Yet there’s a growing demand for traditional Chinese religious customs, but the state is trying to regulate it.
…the beliefs and practices, the ideas and relations among people—was trying to find a home in these oversized cities and depopulated villages…the effort was everywhere to see: the shelves devoted to traditional teachings that could be found in almost every bookstore; the heavy bracelets that men wear to show their piety; the religious icons placed on the dashboards of taxis; the temples filled on holy days; the burned paper on the sides of the roads; the growing number of lay believers; the popularity of Buddhist or Daoist websites; the smartphone apps that explain the solar terms. They were pieces from the past settling into a new pattern. (320)
Ironically, Xi Jingping in the early 1980s helped bring about a resurgence of traditional Chinese religion as he began his political climb in Zhengding, a rural outpost in Hebei province. There he helped restore a famous Zen Buddhist temple that been relegated to a sixth-century stone pagoda, as well as reconstructing eight other temples in the city of Zhengding.
While a number of party officials elsewhere in China would later see temple reconstruction as worthwhile for gaining political promotion, Xi was one of those in the vanguard, taking risks that many of his generation avoided. It was a remarkable period of reconstruction, and reestablished Zhengding as a religious center in northern China. (219-220)
The Chinese government became more aware of the power of religious groups after it cracked down on the Falun Gong in 1999. And as recent history has shown, the state would try to hijack Chinese religions and regulate them all while diminishing Christianity. These policies took off after Xi became president of China.
The leading Christian figure Johnson befriends is a pastor named Wang Yi, founder of the Early Rain Reformed Church in Chengdu. As Johnson explains, the Reform Church is a throwback to American Puritanism.
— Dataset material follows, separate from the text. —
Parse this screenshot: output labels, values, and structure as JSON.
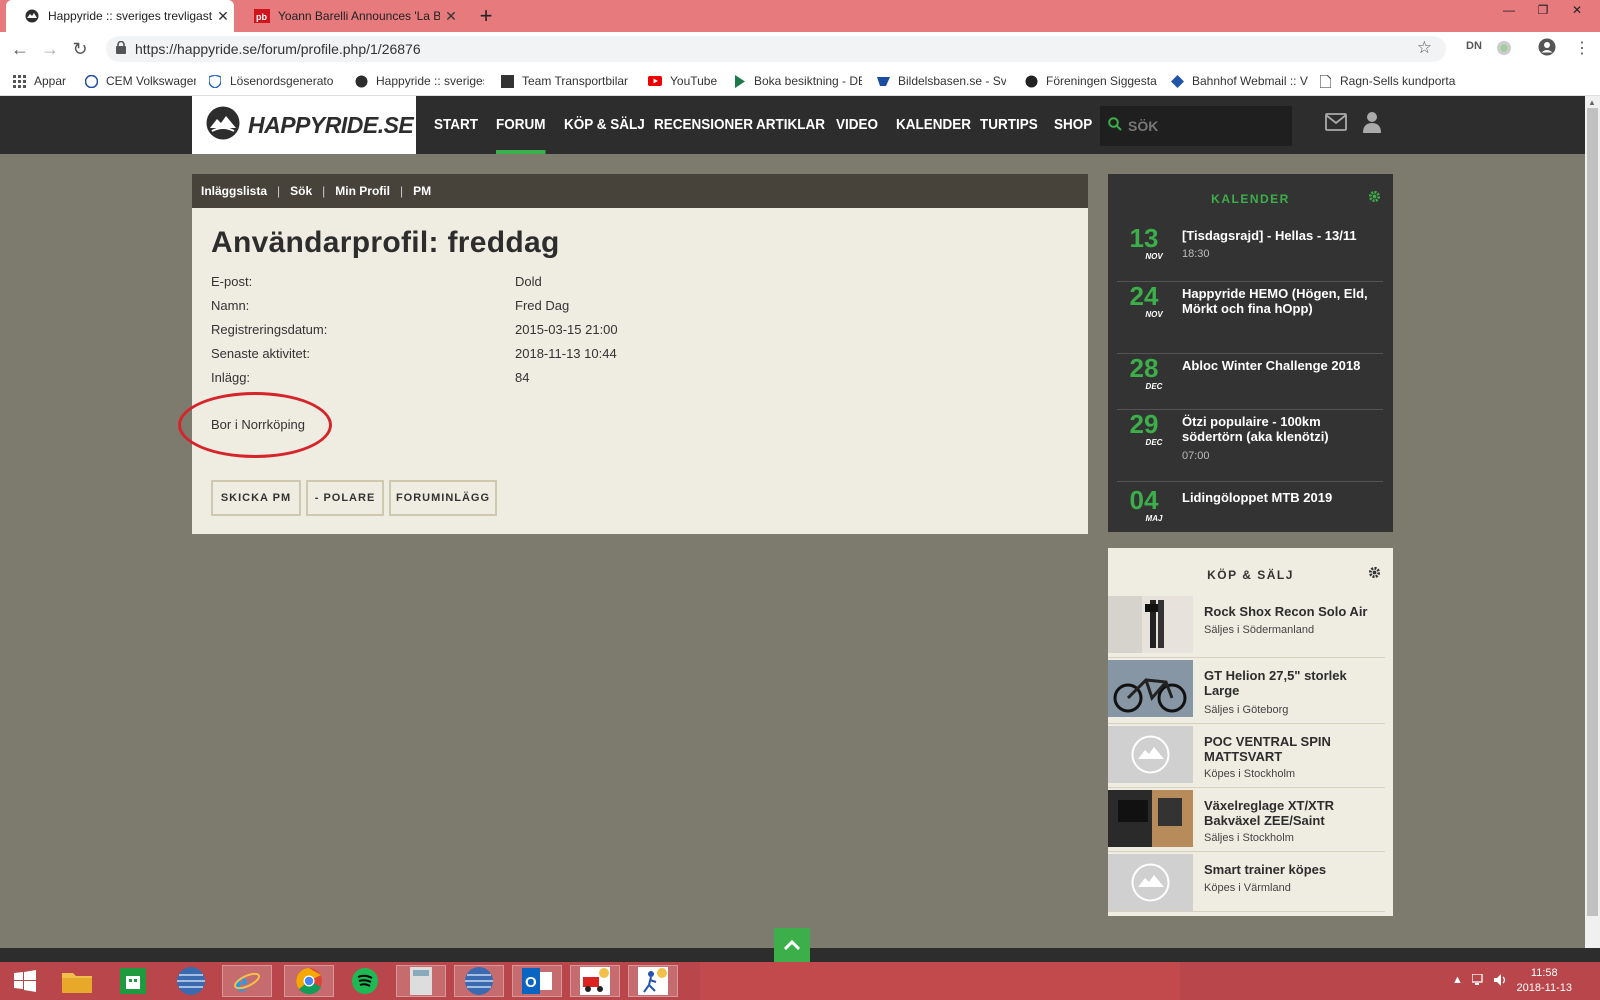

But Wang is a likeable character who got into the ministry after enjoying a successful career as a film blogger and human rights lawyer.
“His church was independent of government control, but that made it all the more dynamic…Protestant Christianity was China’s fastest-growing religion, and Wang Yi was one of its stars.” (52)
Wang set up a seminary and his church served as a social service agency for the disadvantaged. He spoke out against Tiananmen and forced abortions during China’s one-child policy. Recently, in December 2019, Wang was arrested and sentenced to nine years in prison for operating an underground church and subversion of state power. Operating a Christian church is still legal in China, but only if it is state-approved.
This book could have only touched upon Chinese religion or just upon the rise in Christianity in China, and there would have been a good story there either way. But by delving into both, Johnson gives a comprehensive look into the resurgence of religion in China and the subsequent crackdown on anything that isn’t approved by the state. Johnson concludes with the hope that people’s faith will persevere until there are real changes and acceptance of all religions in China.
Susan Blumberg-Kason is the author of Good Chinese Wife: A Love Affair With China Gone Wrong. Her writing has also appeared in the Los Angeles Review of Books‘ China Blog, Asian Jewish Life, and several Hong Kong anthologies. She received an MPhil in Government and Public Administration from the Chinese University of Hong Kong. Blumberg-Kason now lives in Chicago and spends her free time volunteering with senior citizens in Chinatown. (Photo credit: Annette Patko)